**What is expected**: The answer should be one number: how many lines in the records below contain the word "name".

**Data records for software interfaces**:
▽
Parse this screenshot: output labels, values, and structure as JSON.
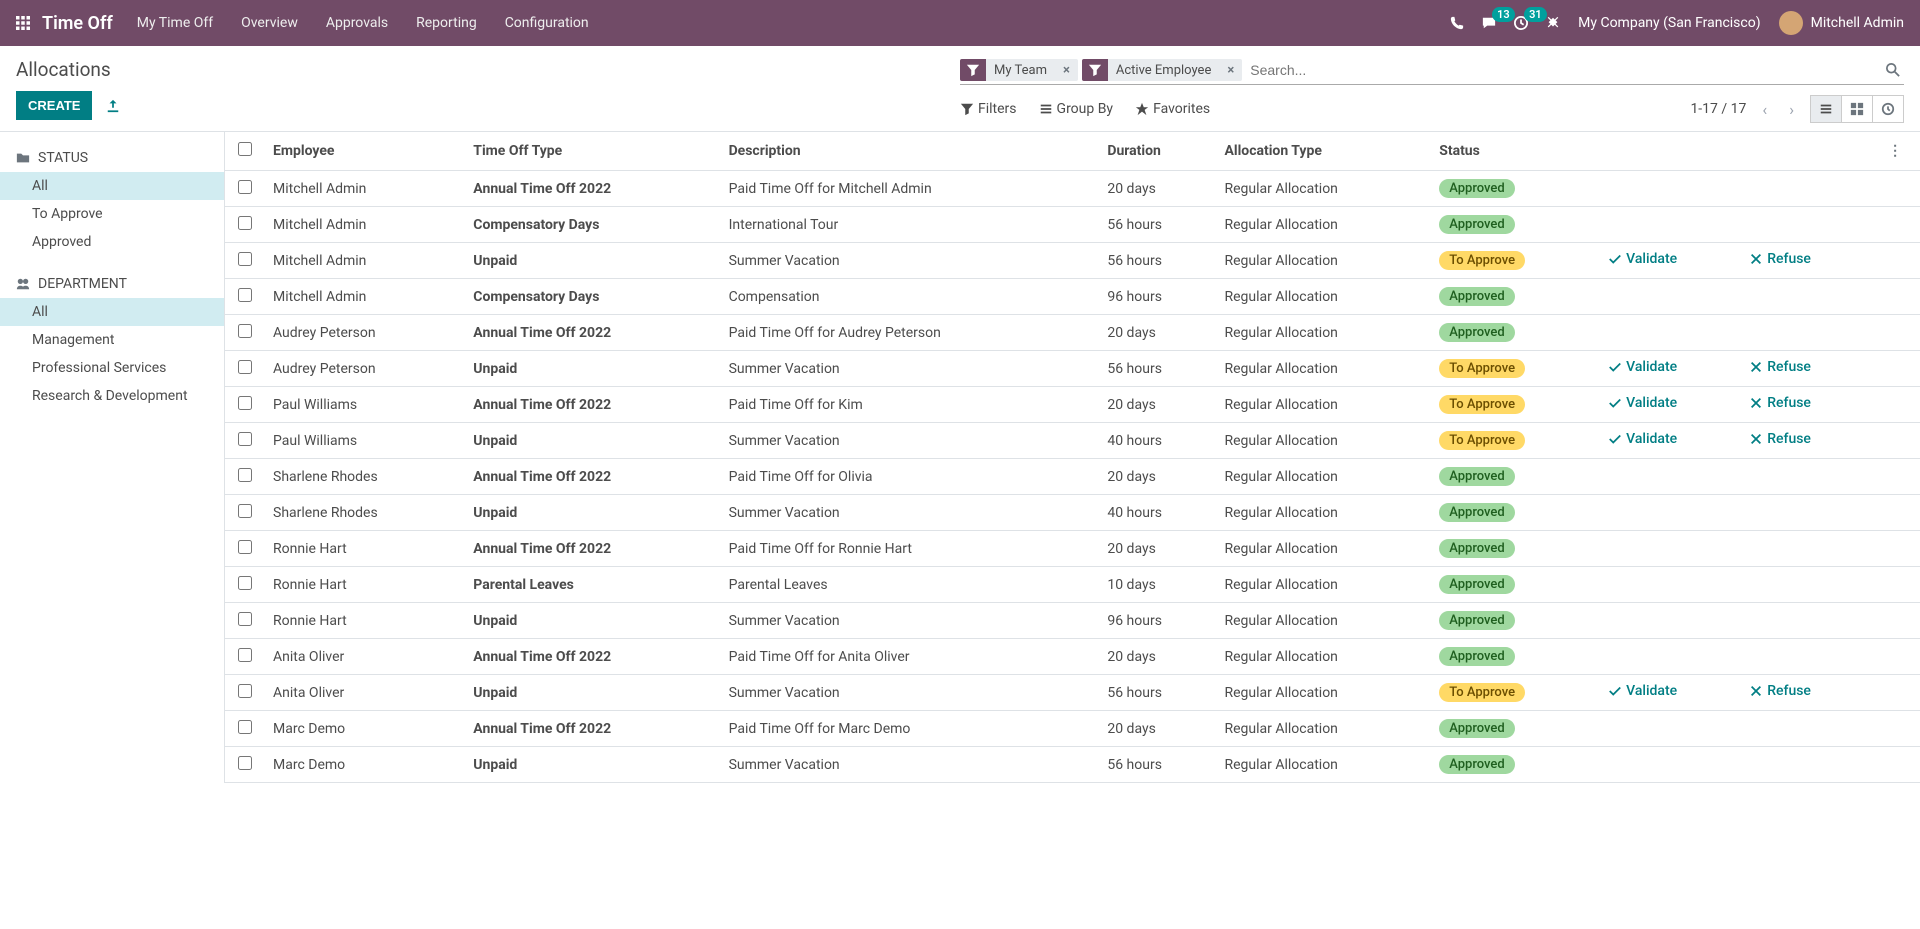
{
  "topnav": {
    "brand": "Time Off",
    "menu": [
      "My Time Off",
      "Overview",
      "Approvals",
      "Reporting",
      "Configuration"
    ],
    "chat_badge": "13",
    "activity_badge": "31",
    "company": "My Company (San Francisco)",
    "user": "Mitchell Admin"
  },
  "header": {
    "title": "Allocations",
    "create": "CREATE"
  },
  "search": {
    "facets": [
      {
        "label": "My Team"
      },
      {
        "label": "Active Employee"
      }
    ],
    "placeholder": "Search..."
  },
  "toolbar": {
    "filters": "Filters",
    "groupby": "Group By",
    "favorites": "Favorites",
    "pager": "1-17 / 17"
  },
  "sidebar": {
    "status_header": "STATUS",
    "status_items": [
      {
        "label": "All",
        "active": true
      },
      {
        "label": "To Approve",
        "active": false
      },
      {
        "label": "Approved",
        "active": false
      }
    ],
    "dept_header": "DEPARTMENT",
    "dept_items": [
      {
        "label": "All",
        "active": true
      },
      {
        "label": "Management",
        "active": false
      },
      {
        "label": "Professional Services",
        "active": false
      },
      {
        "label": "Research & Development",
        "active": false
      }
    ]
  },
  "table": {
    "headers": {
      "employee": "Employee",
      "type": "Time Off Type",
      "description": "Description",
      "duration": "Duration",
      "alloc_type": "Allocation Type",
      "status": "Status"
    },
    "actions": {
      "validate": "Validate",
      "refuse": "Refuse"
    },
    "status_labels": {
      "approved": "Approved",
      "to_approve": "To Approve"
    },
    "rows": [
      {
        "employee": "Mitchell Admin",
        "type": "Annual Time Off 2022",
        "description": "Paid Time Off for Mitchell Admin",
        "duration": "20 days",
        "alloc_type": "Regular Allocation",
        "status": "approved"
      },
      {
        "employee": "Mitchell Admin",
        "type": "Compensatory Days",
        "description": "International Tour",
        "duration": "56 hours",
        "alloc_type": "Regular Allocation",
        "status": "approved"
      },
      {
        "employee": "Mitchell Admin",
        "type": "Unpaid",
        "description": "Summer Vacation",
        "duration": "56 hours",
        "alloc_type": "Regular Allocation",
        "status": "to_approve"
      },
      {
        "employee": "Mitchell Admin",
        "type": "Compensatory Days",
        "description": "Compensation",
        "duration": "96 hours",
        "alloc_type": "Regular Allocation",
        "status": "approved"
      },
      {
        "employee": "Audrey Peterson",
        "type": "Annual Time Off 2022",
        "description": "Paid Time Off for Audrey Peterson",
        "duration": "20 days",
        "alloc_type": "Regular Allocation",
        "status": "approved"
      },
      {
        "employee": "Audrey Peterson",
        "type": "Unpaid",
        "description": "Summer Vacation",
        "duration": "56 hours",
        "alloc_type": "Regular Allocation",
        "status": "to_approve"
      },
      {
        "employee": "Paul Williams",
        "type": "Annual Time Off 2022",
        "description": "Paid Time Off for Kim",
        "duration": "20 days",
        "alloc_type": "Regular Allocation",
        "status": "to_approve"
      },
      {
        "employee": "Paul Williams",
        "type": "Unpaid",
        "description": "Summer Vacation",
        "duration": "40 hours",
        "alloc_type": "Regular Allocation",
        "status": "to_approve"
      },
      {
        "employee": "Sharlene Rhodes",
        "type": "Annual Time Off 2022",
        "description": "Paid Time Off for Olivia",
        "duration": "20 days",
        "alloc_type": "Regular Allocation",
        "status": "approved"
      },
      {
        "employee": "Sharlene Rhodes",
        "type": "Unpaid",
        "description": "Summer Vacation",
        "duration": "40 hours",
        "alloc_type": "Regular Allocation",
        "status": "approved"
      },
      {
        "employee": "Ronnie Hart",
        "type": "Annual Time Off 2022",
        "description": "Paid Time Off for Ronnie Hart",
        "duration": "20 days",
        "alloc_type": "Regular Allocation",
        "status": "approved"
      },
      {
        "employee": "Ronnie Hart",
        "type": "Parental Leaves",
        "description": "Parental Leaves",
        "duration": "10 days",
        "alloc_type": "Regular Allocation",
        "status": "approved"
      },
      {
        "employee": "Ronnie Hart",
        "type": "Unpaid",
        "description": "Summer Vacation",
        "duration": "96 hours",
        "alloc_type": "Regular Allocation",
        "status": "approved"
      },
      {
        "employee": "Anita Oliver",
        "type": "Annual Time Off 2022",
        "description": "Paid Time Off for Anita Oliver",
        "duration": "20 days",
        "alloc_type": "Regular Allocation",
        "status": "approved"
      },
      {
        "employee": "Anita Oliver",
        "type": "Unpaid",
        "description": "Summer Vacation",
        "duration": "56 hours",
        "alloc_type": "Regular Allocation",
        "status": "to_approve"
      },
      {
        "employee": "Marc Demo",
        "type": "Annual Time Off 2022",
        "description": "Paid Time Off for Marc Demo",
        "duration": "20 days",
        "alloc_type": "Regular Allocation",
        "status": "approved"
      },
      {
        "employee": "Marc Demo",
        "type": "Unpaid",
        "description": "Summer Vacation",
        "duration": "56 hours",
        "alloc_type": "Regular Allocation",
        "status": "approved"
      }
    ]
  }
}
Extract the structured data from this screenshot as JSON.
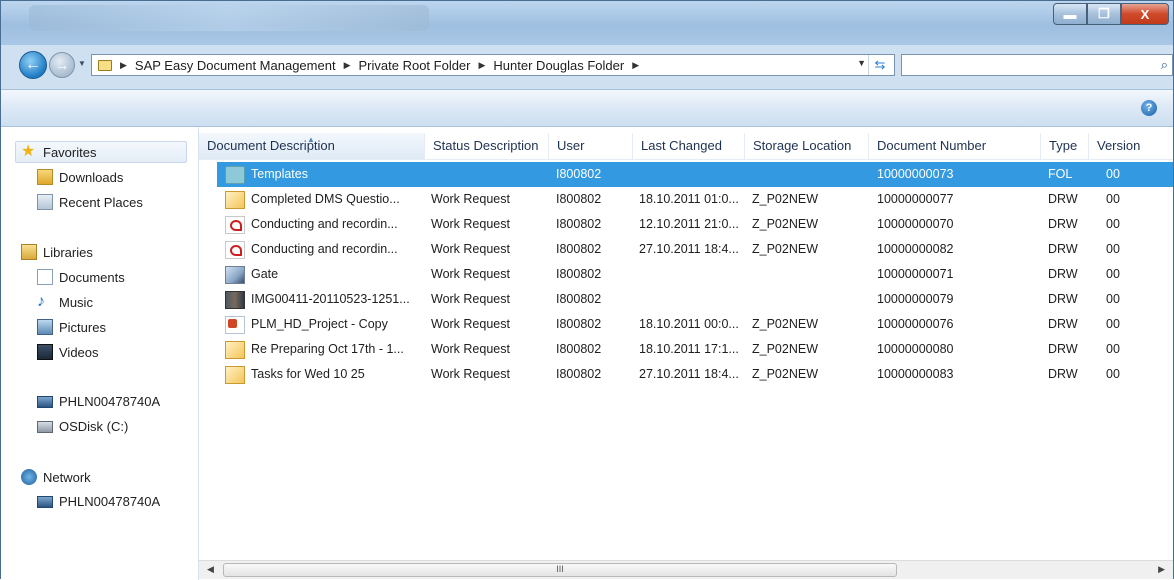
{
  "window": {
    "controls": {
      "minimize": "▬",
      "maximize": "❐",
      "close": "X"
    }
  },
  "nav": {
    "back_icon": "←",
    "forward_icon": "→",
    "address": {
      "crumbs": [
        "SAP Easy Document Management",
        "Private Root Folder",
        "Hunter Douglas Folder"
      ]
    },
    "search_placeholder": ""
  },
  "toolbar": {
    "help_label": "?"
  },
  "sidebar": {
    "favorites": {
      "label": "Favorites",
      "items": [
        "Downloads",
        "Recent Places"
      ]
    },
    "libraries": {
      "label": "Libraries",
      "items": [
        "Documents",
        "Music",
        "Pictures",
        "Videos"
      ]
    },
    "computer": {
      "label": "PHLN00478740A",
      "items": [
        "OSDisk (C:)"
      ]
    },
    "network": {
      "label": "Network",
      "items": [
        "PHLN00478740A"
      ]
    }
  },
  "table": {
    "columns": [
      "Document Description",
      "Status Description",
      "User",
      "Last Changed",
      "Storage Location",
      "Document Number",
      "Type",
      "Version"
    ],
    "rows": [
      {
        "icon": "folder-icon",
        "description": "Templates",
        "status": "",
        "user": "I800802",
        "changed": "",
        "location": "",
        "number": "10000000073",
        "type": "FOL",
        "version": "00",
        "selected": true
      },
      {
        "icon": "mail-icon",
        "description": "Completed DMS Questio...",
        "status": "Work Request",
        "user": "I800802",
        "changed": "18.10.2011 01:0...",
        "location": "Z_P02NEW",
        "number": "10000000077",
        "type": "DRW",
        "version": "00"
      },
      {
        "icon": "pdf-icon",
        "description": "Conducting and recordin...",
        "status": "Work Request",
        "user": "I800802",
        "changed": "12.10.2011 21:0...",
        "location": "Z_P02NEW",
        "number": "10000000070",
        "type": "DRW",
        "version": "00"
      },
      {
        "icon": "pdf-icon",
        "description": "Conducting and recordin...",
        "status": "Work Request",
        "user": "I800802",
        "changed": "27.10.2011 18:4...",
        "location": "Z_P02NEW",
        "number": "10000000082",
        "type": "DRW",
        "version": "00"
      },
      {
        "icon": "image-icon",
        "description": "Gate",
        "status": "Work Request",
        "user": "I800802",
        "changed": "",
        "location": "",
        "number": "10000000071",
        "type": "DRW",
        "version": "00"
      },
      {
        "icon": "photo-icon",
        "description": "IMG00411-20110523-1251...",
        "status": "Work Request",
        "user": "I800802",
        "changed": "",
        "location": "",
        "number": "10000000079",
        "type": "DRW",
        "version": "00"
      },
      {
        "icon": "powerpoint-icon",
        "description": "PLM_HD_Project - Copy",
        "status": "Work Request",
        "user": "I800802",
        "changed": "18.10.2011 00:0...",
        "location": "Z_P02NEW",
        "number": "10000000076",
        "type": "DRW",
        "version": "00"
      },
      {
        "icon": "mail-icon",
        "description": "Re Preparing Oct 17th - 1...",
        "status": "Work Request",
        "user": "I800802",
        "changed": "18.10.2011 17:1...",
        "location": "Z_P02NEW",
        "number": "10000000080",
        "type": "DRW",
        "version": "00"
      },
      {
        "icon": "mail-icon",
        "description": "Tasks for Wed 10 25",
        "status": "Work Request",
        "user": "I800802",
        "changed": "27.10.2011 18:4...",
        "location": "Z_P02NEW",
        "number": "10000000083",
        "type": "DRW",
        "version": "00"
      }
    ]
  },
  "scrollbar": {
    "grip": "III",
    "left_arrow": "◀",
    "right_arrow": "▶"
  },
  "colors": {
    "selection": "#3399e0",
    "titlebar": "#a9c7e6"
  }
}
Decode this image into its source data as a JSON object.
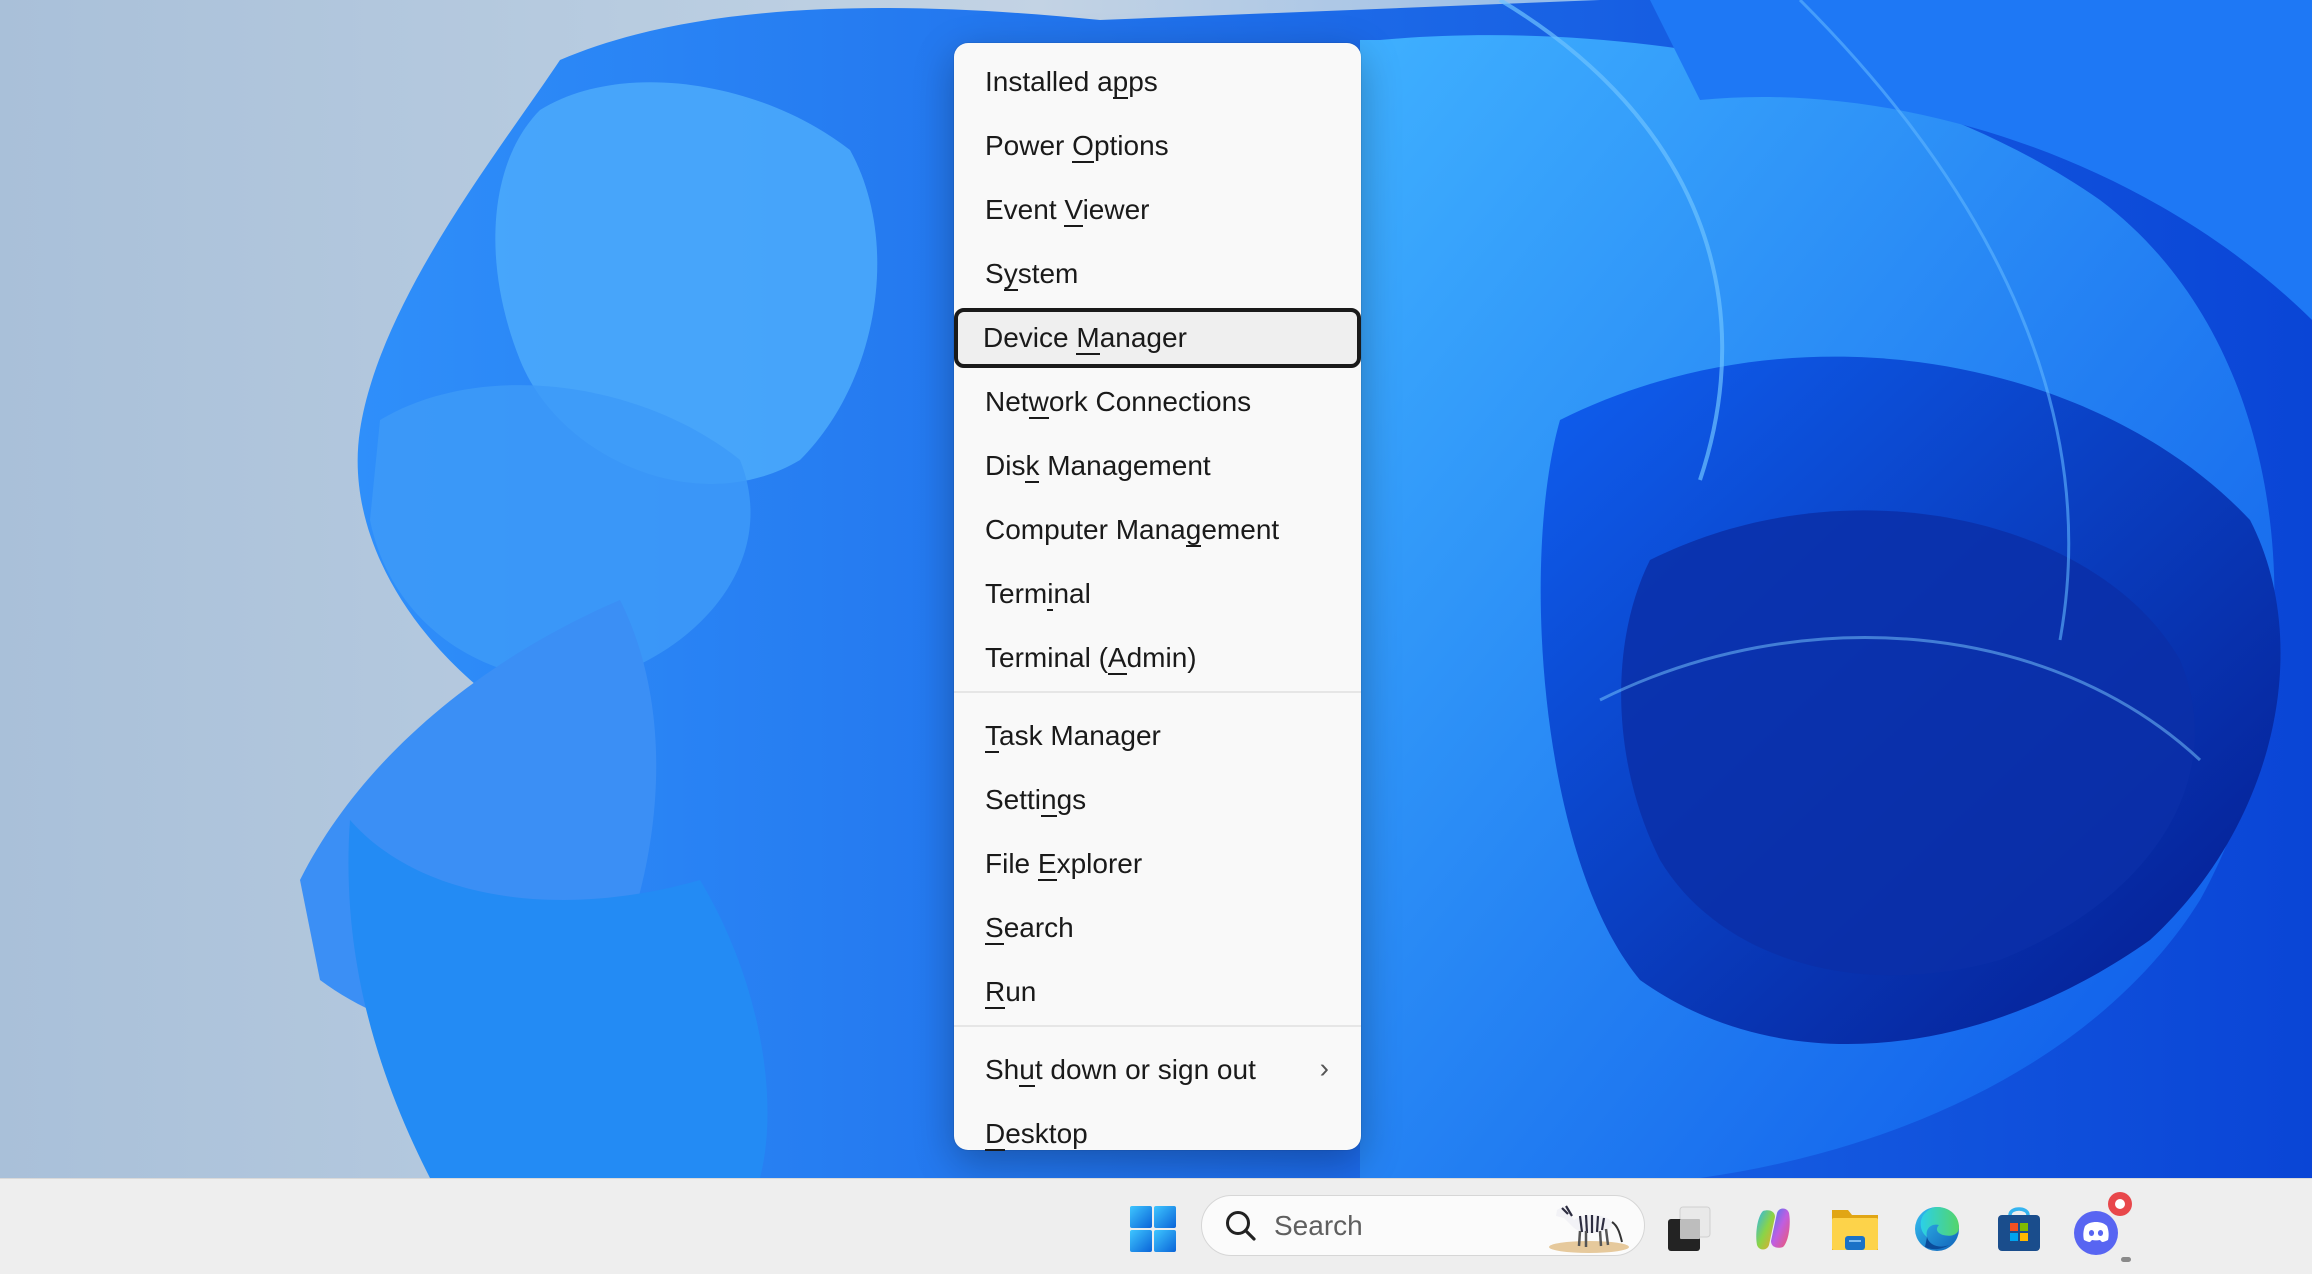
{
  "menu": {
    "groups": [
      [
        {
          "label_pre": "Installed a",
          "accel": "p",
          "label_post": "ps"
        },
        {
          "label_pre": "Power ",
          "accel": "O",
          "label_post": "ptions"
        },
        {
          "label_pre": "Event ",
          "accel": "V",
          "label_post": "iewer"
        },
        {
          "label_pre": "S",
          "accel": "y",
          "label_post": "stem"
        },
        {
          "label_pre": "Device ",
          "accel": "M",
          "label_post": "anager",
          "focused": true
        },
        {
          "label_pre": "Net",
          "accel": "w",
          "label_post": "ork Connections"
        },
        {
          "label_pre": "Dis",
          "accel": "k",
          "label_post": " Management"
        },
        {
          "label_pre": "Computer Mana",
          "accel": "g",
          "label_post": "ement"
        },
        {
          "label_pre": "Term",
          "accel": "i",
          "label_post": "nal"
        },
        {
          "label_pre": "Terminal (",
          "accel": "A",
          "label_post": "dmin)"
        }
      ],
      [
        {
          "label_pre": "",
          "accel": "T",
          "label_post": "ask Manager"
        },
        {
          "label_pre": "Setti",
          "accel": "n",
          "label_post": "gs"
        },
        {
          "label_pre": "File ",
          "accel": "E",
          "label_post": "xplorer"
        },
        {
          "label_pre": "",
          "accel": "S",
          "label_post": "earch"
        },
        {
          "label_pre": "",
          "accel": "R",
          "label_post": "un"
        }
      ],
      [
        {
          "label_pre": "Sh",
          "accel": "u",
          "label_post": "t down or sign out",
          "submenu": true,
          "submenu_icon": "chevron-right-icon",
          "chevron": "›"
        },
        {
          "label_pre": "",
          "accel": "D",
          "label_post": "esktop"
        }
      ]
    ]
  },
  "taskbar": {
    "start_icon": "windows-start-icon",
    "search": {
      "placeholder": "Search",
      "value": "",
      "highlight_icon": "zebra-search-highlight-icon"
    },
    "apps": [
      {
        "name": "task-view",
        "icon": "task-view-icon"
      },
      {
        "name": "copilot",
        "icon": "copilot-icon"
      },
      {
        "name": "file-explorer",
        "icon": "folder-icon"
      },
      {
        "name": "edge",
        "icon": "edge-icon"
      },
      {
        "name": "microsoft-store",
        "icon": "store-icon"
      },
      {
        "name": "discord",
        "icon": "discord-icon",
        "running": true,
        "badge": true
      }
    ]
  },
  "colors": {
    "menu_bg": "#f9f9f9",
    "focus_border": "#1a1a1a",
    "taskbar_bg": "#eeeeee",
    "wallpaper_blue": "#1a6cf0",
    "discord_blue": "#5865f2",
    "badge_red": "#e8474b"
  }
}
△
**Answer for the task**: 6